All of the data needs to come back exactly as written.

··· DATA EXCERPTS ···

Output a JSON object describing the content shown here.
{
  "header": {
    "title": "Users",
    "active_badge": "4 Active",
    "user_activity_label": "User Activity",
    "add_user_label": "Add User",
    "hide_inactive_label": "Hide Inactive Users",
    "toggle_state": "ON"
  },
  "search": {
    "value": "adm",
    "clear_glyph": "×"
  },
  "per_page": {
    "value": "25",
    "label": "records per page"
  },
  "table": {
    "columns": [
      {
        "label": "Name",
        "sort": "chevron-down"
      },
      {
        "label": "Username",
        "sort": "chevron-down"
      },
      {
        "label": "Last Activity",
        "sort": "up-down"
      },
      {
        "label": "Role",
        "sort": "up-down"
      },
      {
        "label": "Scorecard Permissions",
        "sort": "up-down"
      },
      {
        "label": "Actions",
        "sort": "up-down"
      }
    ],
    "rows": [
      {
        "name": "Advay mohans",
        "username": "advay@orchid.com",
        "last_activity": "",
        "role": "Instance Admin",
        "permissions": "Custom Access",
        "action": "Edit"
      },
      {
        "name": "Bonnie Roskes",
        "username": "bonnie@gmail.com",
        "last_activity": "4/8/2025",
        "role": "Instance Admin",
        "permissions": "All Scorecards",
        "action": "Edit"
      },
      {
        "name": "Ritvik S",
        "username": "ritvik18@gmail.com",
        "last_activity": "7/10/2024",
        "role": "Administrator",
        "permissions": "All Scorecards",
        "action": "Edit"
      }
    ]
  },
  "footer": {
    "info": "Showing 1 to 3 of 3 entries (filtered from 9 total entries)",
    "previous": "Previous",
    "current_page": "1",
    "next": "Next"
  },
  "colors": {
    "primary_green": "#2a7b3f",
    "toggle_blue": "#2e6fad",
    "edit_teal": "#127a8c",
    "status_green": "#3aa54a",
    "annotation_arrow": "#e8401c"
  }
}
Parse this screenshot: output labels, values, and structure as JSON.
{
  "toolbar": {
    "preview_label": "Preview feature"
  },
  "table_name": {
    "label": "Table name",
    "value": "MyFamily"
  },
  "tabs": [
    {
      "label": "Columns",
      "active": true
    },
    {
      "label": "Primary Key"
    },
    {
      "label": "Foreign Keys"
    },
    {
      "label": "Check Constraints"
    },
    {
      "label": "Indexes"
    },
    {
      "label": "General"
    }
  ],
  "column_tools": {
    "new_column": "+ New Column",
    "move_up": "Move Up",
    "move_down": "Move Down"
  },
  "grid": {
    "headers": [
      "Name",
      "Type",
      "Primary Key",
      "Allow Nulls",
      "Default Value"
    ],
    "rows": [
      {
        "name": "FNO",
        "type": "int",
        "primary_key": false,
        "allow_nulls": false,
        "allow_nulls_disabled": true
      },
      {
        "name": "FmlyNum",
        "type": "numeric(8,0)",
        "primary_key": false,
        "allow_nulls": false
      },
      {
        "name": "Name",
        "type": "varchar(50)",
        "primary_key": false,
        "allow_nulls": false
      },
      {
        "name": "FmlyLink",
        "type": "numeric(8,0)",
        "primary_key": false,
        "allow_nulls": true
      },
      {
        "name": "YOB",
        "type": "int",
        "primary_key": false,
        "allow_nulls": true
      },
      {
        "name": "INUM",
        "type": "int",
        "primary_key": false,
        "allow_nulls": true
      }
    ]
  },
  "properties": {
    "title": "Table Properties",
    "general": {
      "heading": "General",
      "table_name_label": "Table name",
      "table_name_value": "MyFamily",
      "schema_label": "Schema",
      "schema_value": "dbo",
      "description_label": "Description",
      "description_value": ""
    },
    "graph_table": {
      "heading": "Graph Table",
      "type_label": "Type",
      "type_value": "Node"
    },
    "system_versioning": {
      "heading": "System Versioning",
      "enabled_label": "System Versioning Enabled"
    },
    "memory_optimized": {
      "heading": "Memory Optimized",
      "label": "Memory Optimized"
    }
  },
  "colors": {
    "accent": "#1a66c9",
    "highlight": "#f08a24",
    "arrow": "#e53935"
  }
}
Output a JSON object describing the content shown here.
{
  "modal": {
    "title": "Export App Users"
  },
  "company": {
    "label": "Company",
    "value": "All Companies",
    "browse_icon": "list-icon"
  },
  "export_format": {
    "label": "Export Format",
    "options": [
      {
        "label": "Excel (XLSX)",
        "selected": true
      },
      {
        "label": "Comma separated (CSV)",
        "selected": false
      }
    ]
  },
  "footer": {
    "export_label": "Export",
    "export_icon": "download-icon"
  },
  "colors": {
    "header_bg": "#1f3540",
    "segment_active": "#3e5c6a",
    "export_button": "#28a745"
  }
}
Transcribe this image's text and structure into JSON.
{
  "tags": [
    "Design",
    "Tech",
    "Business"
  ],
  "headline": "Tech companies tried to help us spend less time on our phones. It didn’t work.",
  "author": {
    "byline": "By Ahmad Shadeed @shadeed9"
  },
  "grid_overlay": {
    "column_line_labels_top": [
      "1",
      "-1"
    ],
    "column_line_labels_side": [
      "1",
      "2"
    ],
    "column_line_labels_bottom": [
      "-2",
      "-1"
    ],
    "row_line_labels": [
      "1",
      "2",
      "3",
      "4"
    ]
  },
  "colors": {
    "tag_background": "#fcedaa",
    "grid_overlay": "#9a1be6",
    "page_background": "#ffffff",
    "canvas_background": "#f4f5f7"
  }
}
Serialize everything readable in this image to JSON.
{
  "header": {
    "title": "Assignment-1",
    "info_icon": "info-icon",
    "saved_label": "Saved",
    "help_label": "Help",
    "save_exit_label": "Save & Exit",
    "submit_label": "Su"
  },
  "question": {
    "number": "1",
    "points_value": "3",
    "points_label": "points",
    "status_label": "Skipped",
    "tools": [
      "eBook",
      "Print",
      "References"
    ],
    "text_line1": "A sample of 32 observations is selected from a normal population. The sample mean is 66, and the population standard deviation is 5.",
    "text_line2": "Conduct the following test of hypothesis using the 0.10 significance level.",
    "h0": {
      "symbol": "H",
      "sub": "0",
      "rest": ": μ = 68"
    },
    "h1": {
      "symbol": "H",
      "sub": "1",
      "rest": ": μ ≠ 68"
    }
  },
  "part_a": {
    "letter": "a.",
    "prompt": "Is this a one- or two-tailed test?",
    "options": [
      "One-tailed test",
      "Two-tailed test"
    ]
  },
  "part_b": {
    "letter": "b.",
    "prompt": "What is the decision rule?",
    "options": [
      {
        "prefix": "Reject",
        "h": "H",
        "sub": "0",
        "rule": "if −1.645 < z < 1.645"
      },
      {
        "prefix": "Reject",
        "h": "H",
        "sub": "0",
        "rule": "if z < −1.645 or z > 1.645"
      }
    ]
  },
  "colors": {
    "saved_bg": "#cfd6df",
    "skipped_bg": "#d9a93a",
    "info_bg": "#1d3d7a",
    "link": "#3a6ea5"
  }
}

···

→ TASK OUTPUT:
Output a JSON object describing the content shown here.
{
  "header": {
    "title": "Users",
    "active_badge": "4 Active",
    "user_activity_label": "User Activity",
    "add_user_label": "Add User",
    "hide_inactive_label": "Hide Inactive Users",
    "toggle_state": "ON"
  },
  "search": {
    "value": "adm",
    "clear_glyph": "×"
  },
  "per_page": {
    "value": "25",
    "label": "records per page"
  },
  "table": {
    "columns": [
      {
        "label": "Name",
        "sort": "chevron-down"
      },
      {
        "label": "Username",
        "sort": "chevron-down"
      },
      {
        "label": "Last Activity",
        "sort": "up-down"
      },
      {
        "label": "Role",
        "sort": "up-down"
      },
      {
        "label": "Scorecard Permissions",
        "sort": "up-down"
      },
      {
        "label": "Actions",
        "sort": "up-down"
      }
    ],
    "rows": [
      {
        "name": "Advay mohans",
        "username": "advay@orchid.com",
        "last_activity": "",
        "role": "Instance Admin",
        "permissions": "Custom Access",
        "action": "Edit"
      },
      {
        "name": "Bonnie Roskes",
        "username": "bonnie@gmail.com",
        "last_activity": "4/8/2025",
        "role": "Instance Admin",
        "permissions": "All Scorecards",
        "action": "Edit"
      },
      {
        "name": "Ritvik S",
        "username": "ritvik18@gmail.com",
        "last_activity": "7/10/2024",
        "role": "Administrator",
        "permissions": "All Scorecards",
        "action": "Edit"
      }
    ]
  },
  "footer": {
    "info": "Showing 1 to 3 of 3 entries (filtered from 9 total entries)",
    "previous": "Previous",
    "current_page": "1",
    "next": "Next"
  },
  "colors": {
    "primary_green": "#2a7b3f",
    "toggle_blue": "#2e6fad",
    "edit_teal": "#127a8c",
    "status_green": "#3aa54a",
    "annotation_arrow": "#e8401c"
  }
}
Parse this screenshot: output labels, values, and structure as JSON.
{
  "toolbar": {
    "preview_label": "Preview feature"
  },
  "table_name": {
    "label": "Table name",
    "value": "MyFamily"
  },
  "tabs": [
    {
      "label": "Columns",
      "active": true
    },
    {
      "label": "Primary Key"
    },
    {
      "label": "Foreign Keys"
    },
    {
      "label": "Check Constraints"
    },
    {
      "label": "Indexes"
    },
    {
      "label": "General"
    }
  ],
  "column_tools": {
    "new_column": "+ New Column",
    "move_up": "Move Up",
    "move_down": "Move Down"
  },
  "grid": {
    "headers": [
      "Name",
      "Type",
      "Primary Key",
      "Allow Nulls",
      "Default Value"
    ],
    "rows": [
      {
        "name": "FNO",
        "type": "int",
        "primary_key": false,
        "allow_nulls": false,
        "allow_nulls_disabled": true
      },
      {
        "name": "FmlyNum",
        "type": "numeric(8,0)",
        "primary_key": false,
        "allow_nulls": false
      },
      {
        "name": "Name",
        "type": "varchar(50)",
        "primary_key": false,
        "allow_nulls": false
      },
      {
        "name": "FmlyLink",
        "type": "numeric(8,0)",
        "primary_key": false,
        "allow_nulls": true
      },
      {
        "name": "YOB",
        "type": "int",
        "primary_key": false,
        "allow_nulls": true
      },
      {
        "name": "INUM",
        "type": "int",
        "primary_key": false,
        "allow_nulls": true
      }
    ]
  },
  "properties": {
    "title": "Table Properties",
    "general": {
      "heading": "General",
      "table_name_label": "Table name",
      "table_name_value": "MyFamily",
      "schema_label": "Schema",
      "schema_value": "dbo",
      "description_label": "Description",
      "description_value": ""
    },
    "graph_table": {
      "heading": "Graph Table",
      "type_label": "Type",
      "type_value": "Node"
    },
    "system_versioning": {
      "heading": "System Versioning",
      "enabled_label": "System Versioning Enabled"
    },
    "memory_optimized": {
      "heading": "Memory Optimized",
      "label": "Memory Optimized"
    }
  },
  "colors": {
    "accent": "#1a66c9",
    "highlight": "#f08a24",
    "arrow": "#e53935"
  }
}
Output a JSON object describing the content shown here.
{
  "modal": {
    "title": "Export App Users"
  },
  "company": {
    "label": "Company",
    "value": "All Companies",
    "browse_icon": "list-icon"
  },
  "export_format": {
    "label": "Export Format",
    "options": [
      {
        "label": "Excel (XLSX)",
        "selected": true
      },
      {
        "label": "Comma separated (CSV)",
        "selected": false
      }
    ]
  },
  "footer": {
    "export_label": "Export",
    "export_icon": "download-icon"
  },
  "colors": {
    "header_bg": "#1f3540",
    "segment_active": "#3e5c6a",
    "export_button": "#28a745"
  }
}
Transcribe this image's text and structure into JSON.
{
  "tags": [
    "Design",
    "Tech",
    "Business"
  ],
  "headline": "Tech companies tried to help us spend less time on our phones. It didn’t work.",
  "author": {
    "byline": "By Ahmad Shadeed @shadeed9"
  },
  "grid_overlay": {
    "column_line_labels_top": [
      "1",
      "-1"
    ],
    "column_line_labels_side": [
      "1",
      "2"
    ],
    "column_line_labels_bottom": [
      "-2",
      "-1"
    ],
    "row_line_labels": [
      "1",
      "2",
      "3",
      "4"
    ]
  },
  "colors": {
    "tag_background": "#fcedaa",
    "grid_overlay": "#9a1be6",
    "page_background": "#ffffff",
    "canvas_background": "#f4f5f7"
  }
}
Serialize everything readable in this image to JSON.
{
  "header": {
    "title": "Assignment-1",
    "info_icon": "info-icon",
    "saved_label": "Saved",
    "help_label": "Help",
    "save_exit_label": "Save & Exit",
    "submit_label": "Su"
  },
  "question": {
    "number": "1",
    "points_value": "3",
    "points_label": "points",
    "status_label": "Skipped",
    "tools": [
      "eBook",
      "Print",
      "References"
    ],
    "text_line1": "A sample of 32 observations is selected from a normal population. The sample mean is 66, and the population standard deviation is 5.",
    "text_line2": "Conduct the following test of hypothesis using the 0.10 significance level.",
    "h0": {
      "symbol": "H",
      "sub": "0",
      "rest": ": μ = 68"
    },
    "h1": {
      "symbol": "H",
      "sub": "1",
      "rest": ": μ ≠ 68"
    }
  },
  "part_a": {
    "letter": "a.",
    "prompt": "Is this a one- or two-tailed test?",
    "options": [
      "One-tailed test",
      "Two-tailed test"
    ]
  },
  "part_b": {
    "letter": "b.",
    "prompt": "What is the decision rule?",
    "options": [
      {
        "prefix": "Reject",
        "h": "H",
        "sub": "0",
        "rule": "if −1.645 < z < 1.645"
      },
      {
        "prefix": "Reject",
        "h": "H",
        "sub": "0",
        "rule": "if z < −1.645 or z > 1.645"
      }
    ]
  },
  "colors": {
    "saved_bg": "#cfd6df",
    "skipped_bg": "#d9a93a",
    "info_bg": "#1d3d7a",
    "link": "#3a6ea5"
  }
}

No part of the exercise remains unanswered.